Página 137 - The French have set up purity for the standard of their language; and a masculine vigour is that of ours. Like their tongue is the genius of their poets, light and trifling in comparison of the English — more proper for sonnets, madrigals, and elegies than heroic poetry. The turn on thoughts and words is their chief talent: but the epic poem is too stately to receive those little ornaments.
Página 239 - These rites and customs to the rest commend, That to your pious race they may descend.
Página 143 - The way I have taken is not so strait as metaphrase, nor so loose as paraphrase: some things too I have omitted, and sometimes have added of my own. Yet the omissions, I hope, are but of circumstances, and such as would have no grace in English; and the additions, I also hope, are easily deduced from Virgil's sense.

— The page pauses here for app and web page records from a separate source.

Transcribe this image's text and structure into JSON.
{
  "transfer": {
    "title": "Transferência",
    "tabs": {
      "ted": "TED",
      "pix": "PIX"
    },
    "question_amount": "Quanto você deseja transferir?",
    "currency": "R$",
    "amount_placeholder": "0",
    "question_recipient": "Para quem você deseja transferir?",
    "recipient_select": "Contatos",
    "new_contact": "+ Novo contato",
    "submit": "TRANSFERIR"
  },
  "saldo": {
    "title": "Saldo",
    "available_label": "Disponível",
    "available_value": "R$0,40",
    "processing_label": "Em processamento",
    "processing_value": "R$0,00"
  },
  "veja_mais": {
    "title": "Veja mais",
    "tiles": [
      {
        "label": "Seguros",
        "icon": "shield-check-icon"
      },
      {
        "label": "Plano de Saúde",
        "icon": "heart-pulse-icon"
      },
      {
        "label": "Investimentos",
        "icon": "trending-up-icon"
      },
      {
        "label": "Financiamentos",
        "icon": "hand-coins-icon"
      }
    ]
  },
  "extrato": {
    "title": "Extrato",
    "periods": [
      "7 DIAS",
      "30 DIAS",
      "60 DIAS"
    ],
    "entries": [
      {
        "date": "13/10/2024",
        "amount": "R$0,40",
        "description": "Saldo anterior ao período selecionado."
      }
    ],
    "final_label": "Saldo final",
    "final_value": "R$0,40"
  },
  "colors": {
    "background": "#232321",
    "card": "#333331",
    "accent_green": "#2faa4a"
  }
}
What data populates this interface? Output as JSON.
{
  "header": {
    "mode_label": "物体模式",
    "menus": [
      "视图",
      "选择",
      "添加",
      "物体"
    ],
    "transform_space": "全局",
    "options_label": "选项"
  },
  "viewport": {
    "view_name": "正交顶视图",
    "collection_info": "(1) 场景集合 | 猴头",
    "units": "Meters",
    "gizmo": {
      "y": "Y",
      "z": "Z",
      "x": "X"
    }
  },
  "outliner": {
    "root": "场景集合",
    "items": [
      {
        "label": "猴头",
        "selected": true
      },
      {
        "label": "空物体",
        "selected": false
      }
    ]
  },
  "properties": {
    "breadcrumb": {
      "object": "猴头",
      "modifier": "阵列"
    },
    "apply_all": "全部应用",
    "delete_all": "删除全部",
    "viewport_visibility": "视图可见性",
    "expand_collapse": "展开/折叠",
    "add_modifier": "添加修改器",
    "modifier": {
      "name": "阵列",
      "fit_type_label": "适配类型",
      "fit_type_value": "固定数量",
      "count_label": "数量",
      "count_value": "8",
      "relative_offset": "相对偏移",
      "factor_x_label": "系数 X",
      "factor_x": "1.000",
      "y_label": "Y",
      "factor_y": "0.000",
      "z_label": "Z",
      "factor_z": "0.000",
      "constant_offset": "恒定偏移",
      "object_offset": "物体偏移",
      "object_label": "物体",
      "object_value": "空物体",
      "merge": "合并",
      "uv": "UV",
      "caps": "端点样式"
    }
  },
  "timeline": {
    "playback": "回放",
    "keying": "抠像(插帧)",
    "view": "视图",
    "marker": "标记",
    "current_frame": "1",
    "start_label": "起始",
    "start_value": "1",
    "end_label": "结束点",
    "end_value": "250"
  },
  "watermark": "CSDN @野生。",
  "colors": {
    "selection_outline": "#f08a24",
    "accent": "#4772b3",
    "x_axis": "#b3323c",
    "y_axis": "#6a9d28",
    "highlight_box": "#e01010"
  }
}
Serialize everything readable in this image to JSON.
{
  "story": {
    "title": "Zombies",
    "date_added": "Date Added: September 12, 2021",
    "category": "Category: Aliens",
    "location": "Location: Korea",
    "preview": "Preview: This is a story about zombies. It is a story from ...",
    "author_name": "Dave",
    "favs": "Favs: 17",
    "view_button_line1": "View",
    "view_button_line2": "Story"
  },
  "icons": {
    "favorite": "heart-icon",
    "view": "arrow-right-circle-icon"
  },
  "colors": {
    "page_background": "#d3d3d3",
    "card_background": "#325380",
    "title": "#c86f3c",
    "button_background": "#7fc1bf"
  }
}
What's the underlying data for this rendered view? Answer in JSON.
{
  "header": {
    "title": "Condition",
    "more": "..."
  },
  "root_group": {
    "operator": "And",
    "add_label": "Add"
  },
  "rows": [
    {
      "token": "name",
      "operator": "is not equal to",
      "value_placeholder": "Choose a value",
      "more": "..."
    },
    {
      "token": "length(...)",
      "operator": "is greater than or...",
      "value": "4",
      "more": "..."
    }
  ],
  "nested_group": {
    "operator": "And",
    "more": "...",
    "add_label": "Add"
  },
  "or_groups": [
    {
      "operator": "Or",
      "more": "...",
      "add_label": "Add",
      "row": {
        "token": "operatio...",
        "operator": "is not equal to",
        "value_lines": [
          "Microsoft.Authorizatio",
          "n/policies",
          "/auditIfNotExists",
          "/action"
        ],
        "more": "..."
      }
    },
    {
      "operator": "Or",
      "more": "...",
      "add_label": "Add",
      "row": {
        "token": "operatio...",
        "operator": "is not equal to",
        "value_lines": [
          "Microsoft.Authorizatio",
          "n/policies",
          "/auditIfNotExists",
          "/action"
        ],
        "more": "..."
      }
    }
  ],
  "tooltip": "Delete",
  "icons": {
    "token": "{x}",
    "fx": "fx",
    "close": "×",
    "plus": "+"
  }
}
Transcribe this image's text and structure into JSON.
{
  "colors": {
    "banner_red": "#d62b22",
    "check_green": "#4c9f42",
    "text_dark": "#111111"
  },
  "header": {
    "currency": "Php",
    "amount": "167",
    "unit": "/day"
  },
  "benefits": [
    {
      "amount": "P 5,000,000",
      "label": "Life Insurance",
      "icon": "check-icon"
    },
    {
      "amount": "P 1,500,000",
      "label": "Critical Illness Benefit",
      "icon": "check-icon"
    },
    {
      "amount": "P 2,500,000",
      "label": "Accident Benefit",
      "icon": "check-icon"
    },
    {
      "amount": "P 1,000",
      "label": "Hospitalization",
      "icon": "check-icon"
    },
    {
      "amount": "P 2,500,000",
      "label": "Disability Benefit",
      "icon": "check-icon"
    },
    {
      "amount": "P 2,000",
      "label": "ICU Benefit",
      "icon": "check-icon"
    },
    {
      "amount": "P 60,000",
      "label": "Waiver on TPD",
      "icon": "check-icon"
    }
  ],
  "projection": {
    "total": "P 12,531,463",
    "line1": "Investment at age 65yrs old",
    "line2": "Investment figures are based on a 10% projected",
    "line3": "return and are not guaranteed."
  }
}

Página 204 - The vanquish'd triumph, and the victors mourn. Ours take new courage from despair and night; Confus'd the fortune is, confus'd the fight. All parts resound with tumults, plaints, and fears ; And grisly Death in sundry shapes appears. Androgeos fell among us, with his band, Who thought us Grecians newly come to land.
Página 141 - Segrais has distinguished the readers of poetry, according to their capacity of judging, into three classes. (He might have said the same of writers too, if he had pleased.) In the lowest form he places those whom he calls Les Petits...
Página 122 - ... t is grown fulsome, rather by their want of skill than by the commonness. In the last place, I may safely grant that, by reading Homer, Virgil was taught to imitate his invention; that is, to imitate like him; which is no more than if a painter studied Raphael, that he might learn to design after his manner.
Página 173 - With mists their persons, and involves in clouds, That, thus unseen, their passage none might stay, Or force to tell the causes of their way. This part...
Página 129 - Gods so visibly concerned in all the actions of their predecessors. We, who are better taught by our religion, yet own every wonderful accident, which befalls us for the best, to be brought to pass by some special providence of Almighty God and by the care of guardian Angels: and from hence I might infer that no heroic poem can be writ on the Epicurean principles.